“American Guerilla” is a fresh look at an anti-Japanese US-led insurgency on Luzon in the Philippines during World War Two and the role this played in the subsequent creation of the US Army Special Forces, better known as the “Green Berets.
Published this year by a US Army Armoured Corps officer, “American Guerilla” recounts the wartime career of Captain Russell W Volckmann with emphasis on his activities from 1942 to 1945 and again during the Korean War and the role this played in the establishment of the Special Forces and Special Forces doctrine.
Volckmann graduated West Point in 1934 and eventually secured a posting to the Philippines – a plum posting at the time – as second-in-command of a Filippino infantry regiment, although he was just” a captain at the time. The outbreak of war saw this regiment deployed on anti-invasion duty. When the commander was posted away, Volckmann was appointed in his stead: an officer with seven years’ experience in command of three infantry battalions and a headquarters battalion. Next followed a retreat to Bataan, combat, promotion to major and appointment as divisional intelligence officer. Then disaster: surrender. “By now Volckman was incredulous. He felt as though all his hard work, and the blood and suffering of his men, had been for nothing. He wondered if ‘Uncle Sam’ expected him to spend the rest of the war in a prison camp – assuming the Japanese were even taking prisoners.” Escape, evasion and link up with remnant troops in the interior of Luzon seemed more appealing.
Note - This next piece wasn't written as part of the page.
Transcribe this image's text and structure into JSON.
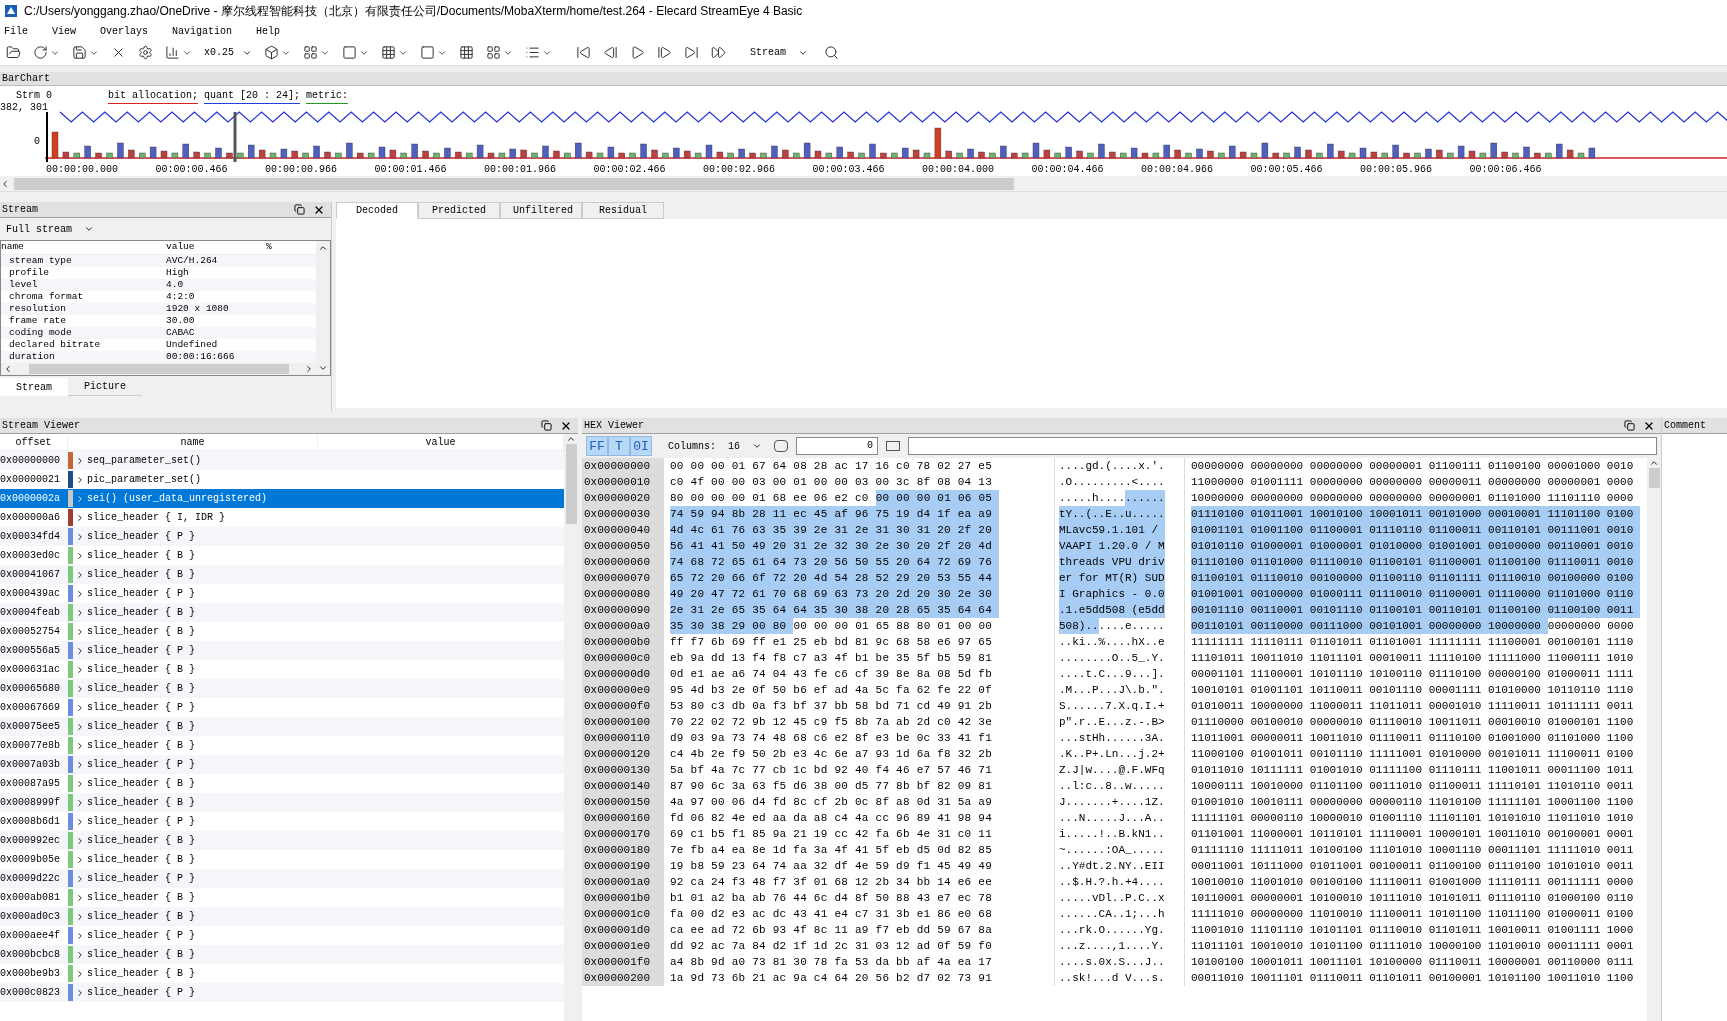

He escapes, with a small group of companions, and makes his way north, soon linking up with other evaders Fillipino and American, military and civilians, wary of the Japanese. At first they get by on survival rations, then discarded Japanese food then a network of “evacuation camps” set up by civilians and former military personnel keen on sitting out the Japanese occupation. Here, in the school of hard knocks, he learns the essentials of guerilla warfare: leadership and combat motivation in the absence of a military disciplinary system; the importance of health and hygiene; securing food, winning and keeping the hearts, minds and cooperation of the local population; communicating with friendly forces, gathering intelligence, ensuring security, dealing with traitors and informers; engaging in psychological warfare, sabotage and direct action against the enemy, often in the face of vicious, sadistic, reprisals against civilians.
Volckmann learned it was one thing to organise guerilla forces, it was entirely another to put it to gainful employment. Indeed, each generation of Green Berets is still taught this during Exercise Robin Sage, a large-scale guerilla training endeavour in the North Carolina backlands. The standard Special Forces Operational Detachment Alpha, or “A-Team” of 12 soldiers is, in fact, organised and equipped to recruit, train and lead into battle a battalion-sized guerilla force.
After the war, Volckmann authored two Army field manuals, FM31-20 Operations Against Guerrilla Forces (published September 1950) and FM31-21 Organization and Conduct of Guerrilla Forces, (released 1951) both of which laid the foundation for special warfare doctrine and joined the Office of the Chief of Psychological Warfare that was responsible for creating the first Special Forces Group.
The rest, as they say, is history. An interesting, thought-provoking and well-written read on a campaign that is not well-studied in Africa.
American Guerrilla: The Forgotten Heroics of Russell W. Volckmann.
240 pages, 26 Illustrations, 6 maps. Hardback.
Available in South Africa trough Casemate’s distributor, 30 Degrees South Publishers, www.30degreessoth.co.za